### Brief:
Each line holding the word "JSON" must appear in the answer, copied from the entries.

[Extracted records]

########

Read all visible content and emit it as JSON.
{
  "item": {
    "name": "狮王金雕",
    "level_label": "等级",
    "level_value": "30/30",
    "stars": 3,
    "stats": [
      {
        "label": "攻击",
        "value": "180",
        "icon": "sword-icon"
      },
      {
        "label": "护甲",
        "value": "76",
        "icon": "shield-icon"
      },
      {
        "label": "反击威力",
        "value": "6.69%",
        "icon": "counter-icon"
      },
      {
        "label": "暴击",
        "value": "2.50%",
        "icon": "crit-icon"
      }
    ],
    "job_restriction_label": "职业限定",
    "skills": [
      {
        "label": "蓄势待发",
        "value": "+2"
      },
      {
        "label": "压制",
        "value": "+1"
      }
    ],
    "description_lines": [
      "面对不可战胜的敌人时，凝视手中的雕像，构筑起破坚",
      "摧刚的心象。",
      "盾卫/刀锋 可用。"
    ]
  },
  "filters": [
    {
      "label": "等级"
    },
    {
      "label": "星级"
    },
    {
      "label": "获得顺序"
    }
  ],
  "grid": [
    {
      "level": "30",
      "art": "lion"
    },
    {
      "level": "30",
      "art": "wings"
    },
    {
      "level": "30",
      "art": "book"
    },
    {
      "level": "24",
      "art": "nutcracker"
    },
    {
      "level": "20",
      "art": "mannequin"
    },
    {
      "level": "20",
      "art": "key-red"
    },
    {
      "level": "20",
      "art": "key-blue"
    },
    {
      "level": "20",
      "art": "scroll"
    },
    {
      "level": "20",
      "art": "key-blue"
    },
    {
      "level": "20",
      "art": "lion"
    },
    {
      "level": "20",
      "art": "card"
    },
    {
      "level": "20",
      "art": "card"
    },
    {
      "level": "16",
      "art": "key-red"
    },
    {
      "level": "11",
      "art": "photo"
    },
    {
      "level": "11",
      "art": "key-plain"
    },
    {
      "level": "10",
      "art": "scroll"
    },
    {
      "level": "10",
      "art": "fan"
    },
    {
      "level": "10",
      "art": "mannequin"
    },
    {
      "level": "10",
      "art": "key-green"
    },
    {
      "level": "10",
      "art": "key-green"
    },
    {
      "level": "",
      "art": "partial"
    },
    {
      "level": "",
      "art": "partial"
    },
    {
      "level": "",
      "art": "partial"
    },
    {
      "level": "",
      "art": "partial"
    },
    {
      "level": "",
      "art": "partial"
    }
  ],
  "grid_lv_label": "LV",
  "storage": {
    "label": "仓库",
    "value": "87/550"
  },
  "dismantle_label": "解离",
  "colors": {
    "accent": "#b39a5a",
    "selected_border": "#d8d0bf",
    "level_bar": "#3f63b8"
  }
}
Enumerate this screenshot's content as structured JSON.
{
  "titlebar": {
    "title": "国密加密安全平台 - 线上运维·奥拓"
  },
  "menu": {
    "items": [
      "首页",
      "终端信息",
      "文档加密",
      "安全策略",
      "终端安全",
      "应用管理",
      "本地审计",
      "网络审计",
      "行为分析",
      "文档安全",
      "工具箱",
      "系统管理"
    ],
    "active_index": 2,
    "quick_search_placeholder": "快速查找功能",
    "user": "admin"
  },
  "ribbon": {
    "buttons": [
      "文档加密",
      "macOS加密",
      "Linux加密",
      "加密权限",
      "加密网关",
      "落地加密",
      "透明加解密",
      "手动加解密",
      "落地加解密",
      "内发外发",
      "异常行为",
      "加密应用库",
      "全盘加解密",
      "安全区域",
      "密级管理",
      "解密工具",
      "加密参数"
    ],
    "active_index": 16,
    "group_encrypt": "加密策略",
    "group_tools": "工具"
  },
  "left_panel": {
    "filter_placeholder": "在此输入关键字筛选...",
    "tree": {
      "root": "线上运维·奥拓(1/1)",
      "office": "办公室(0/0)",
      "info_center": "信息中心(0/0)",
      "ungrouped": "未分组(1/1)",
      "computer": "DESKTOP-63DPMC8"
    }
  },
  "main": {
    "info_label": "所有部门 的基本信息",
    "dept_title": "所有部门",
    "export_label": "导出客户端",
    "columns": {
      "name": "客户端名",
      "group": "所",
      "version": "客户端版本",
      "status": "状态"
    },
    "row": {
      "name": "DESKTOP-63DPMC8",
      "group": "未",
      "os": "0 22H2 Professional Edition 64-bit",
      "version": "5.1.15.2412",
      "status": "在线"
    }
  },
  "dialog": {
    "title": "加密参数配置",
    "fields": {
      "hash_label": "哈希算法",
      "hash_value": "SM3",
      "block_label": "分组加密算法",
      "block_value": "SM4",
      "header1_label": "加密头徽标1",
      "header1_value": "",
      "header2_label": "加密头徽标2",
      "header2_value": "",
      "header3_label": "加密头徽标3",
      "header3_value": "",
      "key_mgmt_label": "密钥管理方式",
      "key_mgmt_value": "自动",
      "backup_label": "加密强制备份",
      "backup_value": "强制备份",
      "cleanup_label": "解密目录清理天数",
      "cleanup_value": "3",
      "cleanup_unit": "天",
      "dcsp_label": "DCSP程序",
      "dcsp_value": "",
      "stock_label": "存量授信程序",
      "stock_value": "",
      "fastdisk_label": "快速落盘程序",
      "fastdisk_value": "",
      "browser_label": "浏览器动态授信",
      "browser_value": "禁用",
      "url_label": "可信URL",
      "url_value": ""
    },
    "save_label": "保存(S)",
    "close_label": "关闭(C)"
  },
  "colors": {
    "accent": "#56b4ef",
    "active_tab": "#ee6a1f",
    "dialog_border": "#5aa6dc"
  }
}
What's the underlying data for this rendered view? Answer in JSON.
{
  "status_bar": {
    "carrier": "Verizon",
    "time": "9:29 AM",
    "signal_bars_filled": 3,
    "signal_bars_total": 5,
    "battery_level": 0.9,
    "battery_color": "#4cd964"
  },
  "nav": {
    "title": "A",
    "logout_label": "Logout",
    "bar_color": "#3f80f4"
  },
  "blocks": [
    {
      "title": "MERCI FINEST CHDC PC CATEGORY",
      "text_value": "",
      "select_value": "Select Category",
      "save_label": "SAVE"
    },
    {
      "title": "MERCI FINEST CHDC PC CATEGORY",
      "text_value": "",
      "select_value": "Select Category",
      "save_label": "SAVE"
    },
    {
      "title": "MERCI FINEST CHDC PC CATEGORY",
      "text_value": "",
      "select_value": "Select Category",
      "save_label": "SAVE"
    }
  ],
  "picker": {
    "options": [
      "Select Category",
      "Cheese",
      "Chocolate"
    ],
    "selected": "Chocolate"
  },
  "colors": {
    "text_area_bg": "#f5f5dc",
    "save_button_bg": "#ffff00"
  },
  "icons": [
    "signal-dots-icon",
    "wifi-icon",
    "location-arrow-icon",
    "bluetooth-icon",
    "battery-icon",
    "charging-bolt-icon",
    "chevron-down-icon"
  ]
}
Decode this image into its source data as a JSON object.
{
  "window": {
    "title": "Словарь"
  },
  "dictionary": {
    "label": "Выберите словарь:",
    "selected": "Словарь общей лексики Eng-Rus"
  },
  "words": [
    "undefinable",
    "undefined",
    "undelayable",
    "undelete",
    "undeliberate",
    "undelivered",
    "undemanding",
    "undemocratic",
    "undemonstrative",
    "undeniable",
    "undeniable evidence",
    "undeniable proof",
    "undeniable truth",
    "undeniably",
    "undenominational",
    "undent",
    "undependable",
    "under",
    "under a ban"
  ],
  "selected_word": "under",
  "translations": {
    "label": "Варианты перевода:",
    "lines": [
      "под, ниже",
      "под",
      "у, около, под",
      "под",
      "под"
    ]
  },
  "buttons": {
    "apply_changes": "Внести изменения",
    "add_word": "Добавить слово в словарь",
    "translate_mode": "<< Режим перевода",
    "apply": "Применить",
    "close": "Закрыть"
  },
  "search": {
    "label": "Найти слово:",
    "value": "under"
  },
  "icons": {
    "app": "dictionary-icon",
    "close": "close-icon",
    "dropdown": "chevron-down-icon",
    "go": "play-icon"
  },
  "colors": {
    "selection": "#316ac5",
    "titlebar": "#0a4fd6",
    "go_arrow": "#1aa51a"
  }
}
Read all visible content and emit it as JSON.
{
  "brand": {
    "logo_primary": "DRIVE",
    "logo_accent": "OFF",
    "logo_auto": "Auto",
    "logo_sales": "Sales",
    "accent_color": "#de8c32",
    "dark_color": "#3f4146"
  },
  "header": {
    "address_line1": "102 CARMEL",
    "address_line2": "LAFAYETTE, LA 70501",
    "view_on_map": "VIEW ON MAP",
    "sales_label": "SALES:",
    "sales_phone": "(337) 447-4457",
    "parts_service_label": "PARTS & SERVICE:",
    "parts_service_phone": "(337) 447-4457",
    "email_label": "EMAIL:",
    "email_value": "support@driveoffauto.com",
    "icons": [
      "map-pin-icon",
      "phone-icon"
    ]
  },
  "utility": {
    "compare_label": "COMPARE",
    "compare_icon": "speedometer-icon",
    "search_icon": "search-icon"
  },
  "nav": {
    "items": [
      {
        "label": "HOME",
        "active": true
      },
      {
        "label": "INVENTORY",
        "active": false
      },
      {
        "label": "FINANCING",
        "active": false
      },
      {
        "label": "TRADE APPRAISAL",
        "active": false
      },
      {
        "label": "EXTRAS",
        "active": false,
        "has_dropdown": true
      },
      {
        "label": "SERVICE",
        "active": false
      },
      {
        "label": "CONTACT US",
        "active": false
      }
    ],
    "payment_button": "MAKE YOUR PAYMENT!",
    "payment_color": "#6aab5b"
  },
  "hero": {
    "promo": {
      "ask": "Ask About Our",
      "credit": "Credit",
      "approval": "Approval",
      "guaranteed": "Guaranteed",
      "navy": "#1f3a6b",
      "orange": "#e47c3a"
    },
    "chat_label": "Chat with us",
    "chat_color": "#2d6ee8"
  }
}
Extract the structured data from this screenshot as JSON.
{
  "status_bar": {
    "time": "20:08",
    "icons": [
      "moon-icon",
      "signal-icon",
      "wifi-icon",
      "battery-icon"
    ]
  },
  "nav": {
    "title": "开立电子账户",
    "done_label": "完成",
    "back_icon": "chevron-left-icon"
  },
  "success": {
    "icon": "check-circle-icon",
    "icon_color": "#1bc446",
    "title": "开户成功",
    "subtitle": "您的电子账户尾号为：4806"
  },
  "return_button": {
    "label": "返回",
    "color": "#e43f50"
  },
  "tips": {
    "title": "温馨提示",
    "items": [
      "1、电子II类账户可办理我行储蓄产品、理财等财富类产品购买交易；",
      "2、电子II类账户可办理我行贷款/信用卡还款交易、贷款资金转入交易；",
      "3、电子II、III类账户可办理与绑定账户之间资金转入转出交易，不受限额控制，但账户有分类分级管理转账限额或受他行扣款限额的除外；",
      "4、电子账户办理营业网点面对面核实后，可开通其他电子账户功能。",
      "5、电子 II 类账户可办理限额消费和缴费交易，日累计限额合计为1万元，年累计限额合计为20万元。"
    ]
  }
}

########

### The answer:
Read all visible content and emit it as JSON.
Enumerate this screenshot's content as structured JSON.
What's the underlying data for this rendered view? Answer in JSON.
Decode this image into its source data as a JSON object.
Read all visible content and emit it as JSON.
Extract the structured data from this screenshot as JSON.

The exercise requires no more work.